Oz-One Powder is chlorine and potassium permanganate-free, and is used in a waterless process
Spotted: Bleached denim has been popular for many decades as a fashion statement, but the process used to remove the indigo from denim often involves harsh chemicals or ozone gas, both of which are very detrimental to the health of garment workers and the environment. Now, the Italian sustainable chemicals company Officina+39 has developed a treatment called Oz-One Powder. It allows manufacturers to achieve that acid-wash look in an environmentally-friendly way.
The new product is chlorine and potassium permanganate-free and is used in a waterless process that can be performed at room temperature, simply by rotating the powder in an empty washing machine with the denim. The process also does not require an ozone machine, making it more cost-effective.
The Oz-One powder works by breaking down indigo and sulphur black dyes, and will also break down Officina’s own sustainable dyes, to produce a bleached effect. Officina came up with the concept for the product while Italy was in lockdown for the coronavirus pandemic. The company felt that it would be important to maintain the denim industry’s momentum towards sustainability once restrictions were lifted.
As a sustainable company, Officina is particularly concerned that the “denim industry doesn’t walk back on some of the progress it has made to reduce its overall environmental footprint”. According to the company’s MD Andrea Venier, “It is hoped that, even in a difficult time due to the global pandemic, a new technology like Oz-One Powder will give to laundries an extra option to offer brands better and more sustainable technology, using the machines at their disposal.”

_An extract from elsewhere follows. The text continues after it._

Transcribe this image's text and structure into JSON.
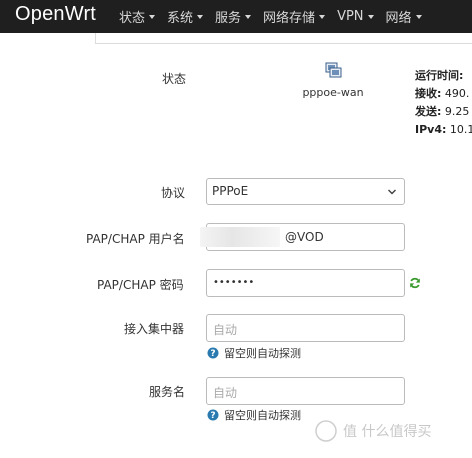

Each year, the textile industry is responsible for the consumption of more than 79 billion cubic metres of water, 1,715 million tonnes of CO2 emissions and 92 million tonnes of waste — and these numbers are set to increase by 50 per cent by 2030. Growing awareness of this problem has led to a growing number of innovations to deal with it. These have recently included renewable recycled cotton and zero-waste fashion initiatives.
Written By: Lisa Magloff